Mozilla partners with Samsung on new web browser as Google and Opera dump WebKit
In a big week in the browser market, Mozilla has announced that it is joining Samsung in developing a new web browser and systems language, as Google and Opera announced they are forking the WebKit rendering engine.
Changes in web browser rendering engines have a potential impact on SMEs as changes to web browser rendering engines will mean websites might begin behaving differently in different web browsers.
In a statement, Firefox developer Mozilla announced that it is working with Samsung on developing both a next generation browser engine, called Servo, which will be built in an experimental programming language called Rust.
“Servo is an attempt to rebuild the Web browser from the ground up on modern hardware, rethinking old assumptions along the way.

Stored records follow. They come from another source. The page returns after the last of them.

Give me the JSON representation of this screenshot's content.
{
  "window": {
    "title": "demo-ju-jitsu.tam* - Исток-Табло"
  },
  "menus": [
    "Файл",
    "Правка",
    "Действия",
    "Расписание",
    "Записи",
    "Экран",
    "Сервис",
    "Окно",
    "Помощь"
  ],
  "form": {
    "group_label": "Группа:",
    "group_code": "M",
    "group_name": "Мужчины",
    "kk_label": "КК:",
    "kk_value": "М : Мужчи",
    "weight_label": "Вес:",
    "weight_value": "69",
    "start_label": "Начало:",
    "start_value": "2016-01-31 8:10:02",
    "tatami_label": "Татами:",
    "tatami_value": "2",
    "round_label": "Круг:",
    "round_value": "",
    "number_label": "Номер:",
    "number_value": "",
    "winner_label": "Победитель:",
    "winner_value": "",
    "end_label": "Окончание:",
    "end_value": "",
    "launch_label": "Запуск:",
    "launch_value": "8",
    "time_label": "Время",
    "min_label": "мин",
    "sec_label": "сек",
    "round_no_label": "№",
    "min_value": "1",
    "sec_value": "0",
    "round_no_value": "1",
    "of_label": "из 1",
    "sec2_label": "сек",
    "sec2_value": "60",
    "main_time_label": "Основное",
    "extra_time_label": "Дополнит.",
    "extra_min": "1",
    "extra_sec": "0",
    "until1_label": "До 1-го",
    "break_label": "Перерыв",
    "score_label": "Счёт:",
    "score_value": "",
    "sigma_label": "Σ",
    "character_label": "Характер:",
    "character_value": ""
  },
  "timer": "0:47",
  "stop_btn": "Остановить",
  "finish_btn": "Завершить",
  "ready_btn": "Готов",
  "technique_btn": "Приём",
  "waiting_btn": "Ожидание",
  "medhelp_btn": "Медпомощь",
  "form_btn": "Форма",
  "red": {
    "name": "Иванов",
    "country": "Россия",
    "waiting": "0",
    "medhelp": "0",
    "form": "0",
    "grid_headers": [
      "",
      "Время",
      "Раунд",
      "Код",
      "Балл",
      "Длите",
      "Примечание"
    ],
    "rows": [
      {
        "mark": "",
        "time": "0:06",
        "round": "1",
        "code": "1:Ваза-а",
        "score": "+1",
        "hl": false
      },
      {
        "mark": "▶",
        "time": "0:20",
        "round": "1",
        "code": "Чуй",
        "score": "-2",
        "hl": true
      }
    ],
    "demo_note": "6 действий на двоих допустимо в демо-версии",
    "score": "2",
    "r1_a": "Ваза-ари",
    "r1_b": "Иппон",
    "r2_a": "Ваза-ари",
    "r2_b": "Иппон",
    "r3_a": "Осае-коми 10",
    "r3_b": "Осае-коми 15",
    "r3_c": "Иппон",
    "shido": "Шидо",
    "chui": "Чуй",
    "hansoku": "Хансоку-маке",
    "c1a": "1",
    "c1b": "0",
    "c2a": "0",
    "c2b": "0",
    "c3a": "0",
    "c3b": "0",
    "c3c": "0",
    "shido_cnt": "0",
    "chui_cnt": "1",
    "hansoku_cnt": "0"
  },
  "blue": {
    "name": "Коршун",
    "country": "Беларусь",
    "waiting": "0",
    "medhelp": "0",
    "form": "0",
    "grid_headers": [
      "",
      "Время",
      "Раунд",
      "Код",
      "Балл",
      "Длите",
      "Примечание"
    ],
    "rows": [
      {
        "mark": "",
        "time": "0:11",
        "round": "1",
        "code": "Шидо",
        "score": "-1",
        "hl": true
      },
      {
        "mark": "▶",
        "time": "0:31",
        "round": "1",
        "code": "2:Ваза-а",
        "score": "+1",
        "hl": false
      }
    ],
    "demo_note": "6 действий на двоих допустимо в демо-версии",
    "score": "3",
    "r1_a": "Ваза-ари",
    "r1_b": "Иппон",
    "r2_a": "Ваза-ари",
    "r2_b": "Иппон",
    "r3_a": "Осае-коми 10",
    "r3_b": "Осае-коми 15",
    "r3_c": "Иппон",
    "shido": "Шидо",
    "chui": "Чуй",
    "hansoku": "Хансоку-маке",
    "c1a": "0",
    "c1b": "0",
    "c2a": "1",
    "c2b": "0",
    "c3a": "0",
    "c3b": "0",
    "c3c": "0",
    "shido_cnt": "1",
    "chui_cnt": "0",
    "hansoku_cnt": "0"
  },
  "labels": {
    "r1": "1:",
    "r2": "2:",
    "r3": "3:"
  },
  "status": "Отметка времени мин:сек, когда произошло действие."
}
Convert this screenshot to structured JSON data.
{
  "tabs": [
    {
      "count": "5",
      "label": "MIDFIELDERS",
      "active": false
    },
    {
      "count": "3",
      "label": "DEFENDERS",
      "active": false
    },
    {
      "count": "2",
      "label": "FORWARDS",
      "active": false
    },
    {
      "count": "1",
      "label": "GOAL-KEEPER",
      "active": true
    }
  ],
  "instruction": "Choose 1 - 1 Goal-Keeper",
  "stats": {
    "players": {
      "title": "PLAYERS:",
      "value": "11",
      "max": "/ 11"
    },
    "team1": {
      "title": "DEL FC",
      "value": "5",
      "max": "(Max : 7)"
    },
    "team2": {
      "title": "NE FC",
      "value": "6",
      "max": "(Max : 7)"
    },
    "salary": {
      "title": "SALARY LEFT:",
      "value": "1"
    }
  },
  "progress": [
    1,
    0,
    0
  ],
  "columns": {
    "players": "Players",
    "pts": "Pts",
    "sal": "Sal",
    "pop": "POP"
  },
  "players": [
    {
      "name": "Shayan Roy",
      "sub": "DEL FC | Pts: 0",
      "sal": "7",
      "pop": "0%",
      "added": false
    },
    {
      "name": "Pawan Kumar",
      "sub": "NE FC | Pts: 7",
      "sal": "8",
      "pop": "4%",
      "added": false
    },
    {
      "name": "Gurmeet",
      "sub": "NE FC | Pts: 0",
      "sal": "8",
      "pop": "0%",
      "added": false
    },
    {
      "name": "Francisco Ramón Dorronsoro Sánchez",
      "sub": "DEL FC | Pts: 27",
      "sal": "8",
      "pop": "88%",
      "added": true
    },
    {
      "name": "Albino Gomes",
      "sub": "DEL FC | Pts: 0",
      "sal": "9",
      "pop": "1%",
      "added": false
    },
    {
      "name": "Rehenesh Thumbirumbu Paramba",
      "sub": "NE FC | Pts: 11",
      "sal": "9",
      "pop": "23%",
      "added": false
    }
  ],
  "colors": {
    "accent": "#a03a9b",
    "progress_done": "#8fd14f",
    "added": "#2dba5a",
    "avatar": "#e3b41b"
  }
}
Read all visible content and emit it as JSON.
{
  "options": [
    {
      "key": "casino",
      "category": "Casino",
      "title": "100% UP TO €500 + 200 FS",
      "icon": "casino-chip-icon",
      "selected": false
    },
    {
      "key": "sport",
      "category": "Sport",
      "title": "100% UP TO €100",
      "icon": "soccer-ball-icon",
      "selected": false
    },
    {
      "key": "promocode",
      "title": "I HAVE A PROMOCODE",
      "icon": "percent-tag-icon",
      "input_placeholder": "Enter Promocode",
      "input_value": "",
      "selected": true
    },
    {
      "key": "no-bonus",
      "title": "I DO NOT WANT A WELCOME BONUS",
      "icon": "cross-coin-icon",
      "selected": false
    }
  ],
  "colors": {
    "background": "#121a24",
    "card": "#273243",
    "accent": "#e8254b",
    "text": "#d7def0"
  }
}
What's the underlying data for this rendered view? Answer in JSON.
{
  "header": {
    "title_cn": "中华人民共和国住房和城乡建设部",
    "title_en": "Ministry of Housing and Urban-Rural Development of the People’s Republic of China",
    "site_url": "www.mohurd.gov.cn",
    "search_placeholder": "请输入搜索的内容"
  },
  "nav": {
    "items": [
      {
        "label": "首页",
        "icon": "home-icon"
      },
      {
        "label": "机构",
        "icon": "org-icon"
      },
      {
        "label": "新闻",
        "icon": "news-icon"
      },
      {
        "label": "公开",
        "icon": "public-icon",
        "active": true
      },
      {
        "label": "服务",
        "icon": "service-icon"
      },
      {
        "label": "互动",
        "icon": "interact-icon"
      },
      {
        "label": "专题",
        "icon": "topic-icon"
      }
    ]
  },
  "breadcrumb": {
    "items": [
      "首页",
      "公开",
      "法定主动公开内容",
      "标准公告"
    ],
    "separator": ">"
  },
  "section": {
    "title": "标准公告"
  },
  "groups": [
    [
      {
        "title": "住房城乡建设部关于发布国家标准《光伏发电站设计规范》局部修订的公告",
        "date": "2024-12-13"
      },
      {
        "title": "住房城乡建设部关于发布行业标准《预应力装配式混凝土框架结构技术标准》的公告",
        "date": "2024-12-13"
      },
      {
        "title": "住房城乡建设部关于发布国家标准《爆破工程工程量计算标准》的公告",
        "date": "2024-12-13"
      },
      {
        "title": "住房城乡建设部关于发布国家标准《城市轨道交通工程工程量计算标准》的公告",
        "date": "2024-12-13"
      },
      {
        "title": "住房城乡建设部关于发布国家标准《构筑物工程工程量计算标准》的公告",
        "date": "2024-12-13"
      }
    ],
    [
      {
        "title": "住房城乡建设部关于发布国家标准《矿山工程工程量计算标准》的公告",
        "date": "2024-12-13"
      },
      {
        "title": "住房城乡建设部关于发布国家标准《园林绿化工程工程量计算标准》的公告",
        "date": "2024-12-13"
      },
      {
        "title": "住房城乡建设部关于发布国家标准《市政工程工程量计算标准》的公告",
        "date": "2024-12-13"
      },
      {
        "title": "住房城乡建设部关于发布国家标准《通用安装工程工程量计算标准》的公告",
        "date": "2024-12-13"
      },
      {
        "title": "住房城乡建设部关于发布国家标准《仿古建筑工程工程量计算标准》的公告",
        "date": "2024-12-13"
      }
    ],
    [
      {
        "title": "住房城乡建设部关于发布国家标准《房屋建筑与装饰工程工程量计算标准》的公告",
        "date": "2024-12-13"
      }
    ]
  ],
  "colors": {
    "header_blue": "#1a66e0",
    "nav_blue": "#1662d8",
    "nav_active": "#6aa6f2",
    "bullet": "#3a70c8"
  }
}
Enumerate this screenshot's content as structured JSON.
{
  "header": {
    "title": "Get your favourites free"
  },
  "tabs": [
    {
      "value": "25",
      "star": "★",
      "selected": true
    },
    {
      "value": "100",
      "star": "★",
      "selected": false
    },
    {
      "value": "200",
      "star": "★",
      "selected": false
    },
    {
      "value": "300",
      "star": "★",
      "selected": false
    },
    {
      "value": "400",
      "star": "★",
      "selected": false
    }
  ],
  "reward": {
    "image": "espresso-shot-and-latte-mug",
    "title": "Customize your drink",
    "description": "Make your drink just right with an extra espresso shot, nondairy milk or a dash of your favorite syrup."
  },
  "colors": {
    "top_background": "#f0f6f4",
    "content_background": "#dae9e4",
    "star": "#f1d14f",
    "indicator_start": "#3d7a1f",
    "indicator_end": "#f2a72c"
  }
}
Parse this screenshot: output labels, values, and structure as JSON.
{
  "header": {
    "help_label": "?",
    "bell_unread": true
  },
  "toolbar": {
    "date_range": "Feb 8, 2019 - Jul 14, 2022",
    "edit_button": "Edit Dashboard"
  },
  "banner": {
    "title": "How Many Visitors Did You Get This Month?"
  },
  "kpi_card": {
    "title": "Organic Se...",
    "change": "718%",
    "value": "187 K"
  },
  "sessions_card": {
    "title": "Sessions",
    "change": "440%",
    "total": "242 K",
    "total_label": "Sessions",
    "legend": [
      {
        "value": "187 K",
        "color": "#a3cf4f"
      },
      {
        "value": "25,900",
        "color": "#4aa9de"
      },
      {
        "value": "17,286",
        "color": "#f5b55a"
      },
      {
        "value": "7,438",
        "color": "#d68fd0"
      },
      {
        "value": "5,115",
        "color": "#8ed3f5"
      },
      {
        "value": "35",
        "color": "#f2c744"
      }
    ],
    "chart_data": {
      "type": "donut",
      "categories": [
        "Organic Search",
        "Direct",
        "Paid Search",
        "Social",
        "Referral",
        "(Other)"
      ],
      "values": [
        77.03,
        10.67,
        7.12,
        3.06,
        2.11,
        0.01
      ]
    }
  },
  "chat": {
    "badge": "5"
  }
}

This means addressing the causes of security vulnerabilities while designing a platform that can fully utilize the performance of tomorrow’s massively parallel hardware to enable new and richer experiences on the Web,” Mozilla states.
“We are now pleased to announce with Samsung that together we are bringing both the Rust programming language and Servo, the experimental web browser engine, to Android and ARM.”
Samsung’s apparent abandonment of Google’s Chrome web browser could see further tensions emerge between the Android partners, following Samsung’s recent announcement that it is planning on releasing smartphones running its own Tizen smartphone platform later this year.
For its part, Google has announced that it is forking the source code for the WebKit web browser rendering engine, creating its own version called Blink.
Currently, WebKit is the underlying code that powers Google Chrome, Apple Safari and some versions of the Opera web browser.
“Chromium uses a different multi-process architecture than other WebKit-based browsers, and supporting multiple architectures over the years has led to increasing complexity for both the WebKit and Chromium projects,” Google states.
“This has slowed down the collective pace of innovation – so today, we are introducing Blink, a new open source rendering engine based on WebKit.”
Following Google’s announcement, Opera also announced that it is also switching its web browsers from WebKit to Blink.